**Activity:**
Lines with "JSON" in them are to be located in the listing below and copied.

**Input data:**

* * * * *

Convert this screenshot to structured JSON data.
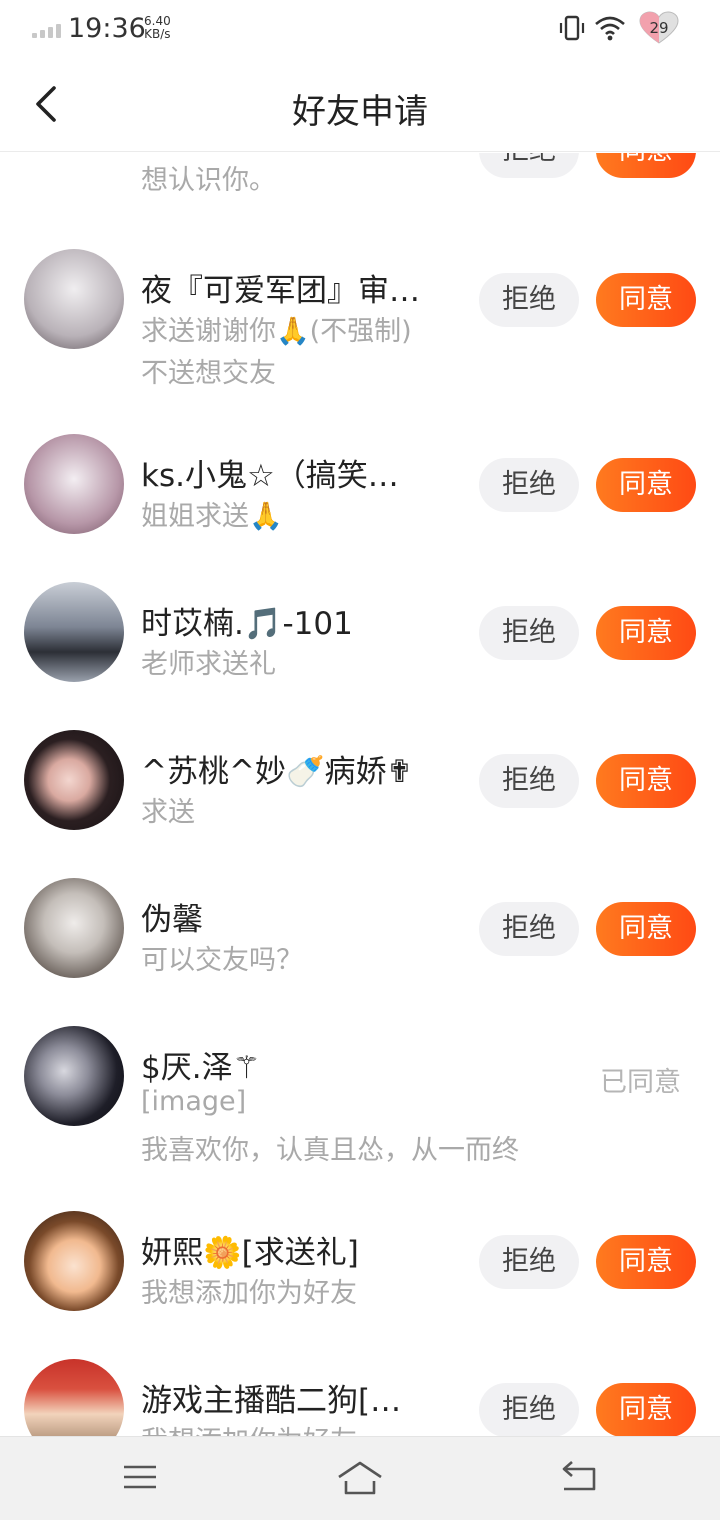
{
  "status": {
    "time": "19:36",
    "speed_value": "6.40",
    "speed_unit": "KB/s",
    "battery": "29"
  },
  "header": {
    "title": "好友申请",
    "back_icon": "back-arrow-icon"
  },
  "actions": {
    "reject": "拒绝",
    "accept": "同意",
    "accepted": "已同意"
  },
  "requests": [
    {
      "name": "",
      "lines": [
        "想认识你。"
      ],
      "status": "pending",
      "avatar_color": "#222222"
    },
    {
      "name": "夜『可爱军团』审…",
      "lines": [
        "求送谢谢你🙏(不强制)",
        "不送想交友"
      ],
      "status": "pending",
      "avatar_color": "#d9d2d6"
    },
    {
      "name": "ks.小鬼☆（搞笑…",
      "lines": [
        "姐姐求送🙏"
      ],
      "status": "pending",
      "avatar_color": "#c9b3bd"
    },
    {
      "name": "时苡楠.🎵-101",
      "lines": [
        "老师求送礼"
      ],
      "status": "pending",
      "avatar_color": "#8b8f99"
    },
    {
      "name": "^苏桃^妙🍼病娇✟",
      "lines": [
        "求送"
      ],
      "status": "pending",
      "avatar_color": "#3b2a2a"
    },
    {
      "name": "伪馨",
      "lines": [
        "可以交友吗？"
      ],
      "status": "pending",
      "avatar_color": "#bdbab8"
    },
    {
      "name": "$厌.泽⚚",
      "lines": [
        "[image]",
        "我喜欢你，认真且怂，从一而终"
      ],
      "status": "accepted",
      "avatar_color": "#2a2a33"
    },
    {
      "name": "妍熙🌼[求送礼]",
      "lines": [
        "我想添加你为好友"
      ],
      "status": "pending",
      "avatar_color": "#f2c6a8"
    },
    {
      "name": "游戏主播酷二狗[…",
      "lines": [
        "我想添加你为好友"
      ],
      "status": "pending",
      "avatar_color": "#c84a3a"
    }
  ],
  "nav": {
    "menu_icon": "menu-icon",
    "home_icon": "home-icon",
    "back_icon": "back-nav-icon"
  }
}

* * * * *

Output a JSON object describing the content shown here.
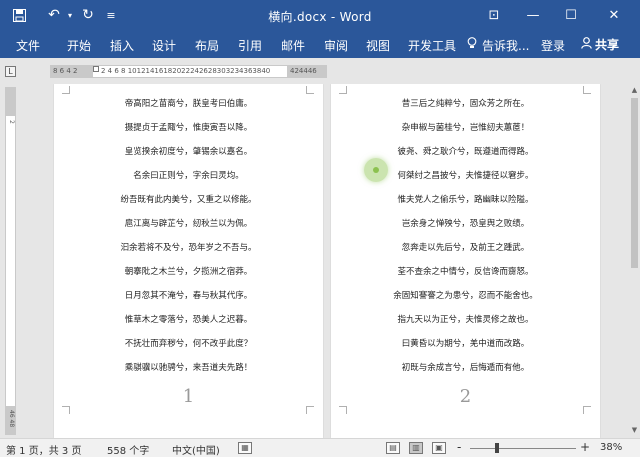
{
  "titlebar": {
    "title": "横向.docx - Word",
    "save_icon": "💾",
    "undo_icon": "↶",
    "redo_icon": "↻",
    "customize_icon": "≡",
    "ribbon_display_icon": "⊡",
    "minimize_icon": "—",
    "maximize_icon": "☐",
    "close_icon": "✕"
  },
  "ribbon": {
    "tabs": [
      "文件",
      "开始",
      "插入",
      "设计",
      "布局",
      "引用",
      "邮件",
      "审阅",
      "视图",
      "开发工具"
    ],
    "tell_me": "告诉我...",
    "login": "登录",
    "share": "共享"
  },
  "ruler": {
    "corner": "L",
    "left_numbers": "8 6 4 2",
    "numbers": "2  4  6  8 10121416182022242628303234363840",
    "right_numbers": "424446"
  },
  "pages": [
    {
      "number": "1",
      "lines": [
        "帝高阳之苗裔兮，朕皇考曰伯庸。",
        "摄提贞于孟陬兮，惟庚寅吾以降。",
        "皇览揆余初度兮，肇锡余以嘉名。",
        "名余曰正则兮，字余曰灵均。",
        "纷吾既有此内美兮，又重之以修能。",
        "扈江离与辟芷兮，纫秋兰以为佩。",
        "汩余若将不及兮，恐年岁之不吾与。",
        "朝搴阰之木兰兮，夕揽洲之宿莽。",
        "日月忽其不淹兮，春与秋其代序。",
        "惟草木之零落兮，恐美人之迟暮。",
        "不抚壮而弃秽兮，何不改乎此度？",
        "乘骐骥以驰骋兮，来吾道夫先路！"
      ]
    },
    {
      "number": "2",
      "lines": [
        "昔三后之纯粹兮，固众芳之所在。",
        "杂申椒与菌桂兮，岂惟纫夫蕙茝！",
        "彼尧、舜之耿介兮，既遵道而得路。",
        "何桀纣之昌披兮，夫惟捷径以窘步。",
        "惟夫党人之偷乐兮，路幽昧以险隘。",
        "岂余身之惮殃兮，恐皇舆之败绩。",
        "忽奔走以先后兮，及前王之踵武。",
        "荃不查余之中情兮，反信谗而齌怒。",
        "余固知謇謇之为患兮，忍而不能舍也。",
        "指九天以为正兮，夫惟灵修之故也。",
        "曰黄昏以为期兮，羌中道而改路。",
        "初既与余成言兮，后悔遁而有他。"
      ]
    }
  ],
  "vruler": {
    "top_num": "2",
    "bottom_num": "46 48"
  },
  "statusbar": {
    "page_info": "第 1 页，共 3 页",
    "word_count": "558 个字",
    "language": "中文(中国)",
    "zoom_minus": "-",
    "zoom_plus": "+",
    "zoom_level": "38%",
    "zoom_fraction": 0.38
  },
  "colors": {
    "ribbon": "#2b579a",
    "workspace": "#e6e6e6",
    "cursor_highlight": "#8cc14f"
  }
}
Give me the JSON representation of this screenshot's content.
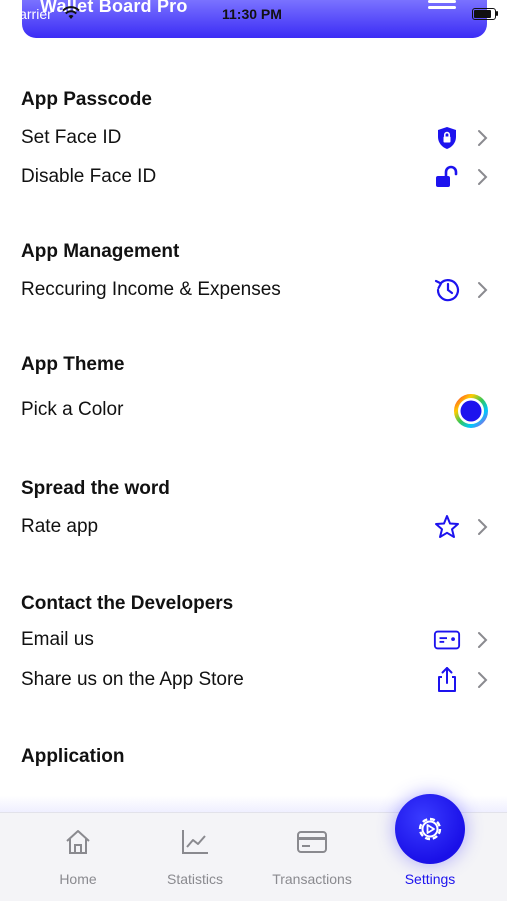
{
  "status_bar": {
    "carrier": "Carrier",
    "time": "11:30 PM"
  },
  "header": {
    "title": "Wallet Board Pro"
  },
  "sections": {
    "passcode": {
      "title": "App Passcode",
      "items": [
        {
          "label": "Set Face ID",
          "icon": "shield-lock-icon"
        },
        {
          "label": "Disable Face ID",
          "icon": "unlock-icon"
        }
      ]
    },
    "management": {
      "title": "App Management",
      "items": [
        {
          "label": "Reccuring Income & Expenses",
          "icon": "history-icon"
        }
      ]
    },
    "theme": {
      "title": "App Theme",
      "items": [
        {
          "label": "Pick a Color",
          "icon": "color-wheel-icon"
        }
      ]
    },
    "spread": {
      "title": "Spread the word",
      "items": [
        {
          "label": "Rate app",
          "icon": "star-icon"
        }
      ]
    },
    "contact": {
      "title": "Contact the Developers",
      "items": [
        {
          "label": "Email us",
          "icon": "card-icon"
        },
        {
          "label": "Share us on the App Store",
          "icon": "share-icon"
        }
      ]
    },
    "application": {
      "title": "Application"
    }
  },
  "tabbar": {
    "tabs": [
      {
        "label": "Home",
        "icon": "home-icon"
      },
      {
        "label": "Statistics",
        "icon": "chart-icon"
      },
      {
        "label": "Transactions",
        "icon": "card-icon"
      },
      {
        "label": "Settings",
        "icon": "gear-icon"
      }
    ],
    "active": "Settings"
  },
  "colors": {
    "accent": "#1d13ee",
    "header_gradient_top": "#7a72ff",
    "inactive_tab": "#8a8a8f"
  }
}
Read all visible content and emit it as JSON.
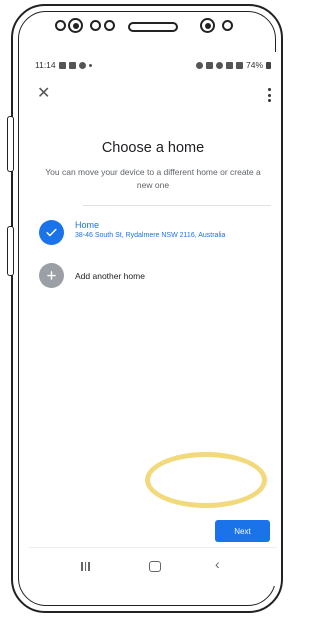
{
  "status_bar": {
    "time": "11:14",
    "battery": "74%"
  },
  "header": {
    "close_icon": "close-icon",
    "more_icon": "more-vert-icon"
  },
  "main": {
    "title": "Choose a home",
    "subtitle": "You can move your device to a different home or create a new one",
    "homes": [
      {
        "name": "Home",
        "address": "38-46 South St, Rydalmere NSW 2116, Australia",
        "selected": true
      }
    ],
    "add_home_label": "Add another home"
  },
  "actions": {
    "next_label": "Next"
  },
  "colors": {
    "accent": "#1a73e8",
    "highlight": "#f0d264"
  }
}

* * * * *

**Answer section:**
Convert this screenshot to structured JSON data.
Output a JSON object describing the content shown here.
Give me the JSON representation of this screenshot's content.
Read all visible content and emit it as JSON.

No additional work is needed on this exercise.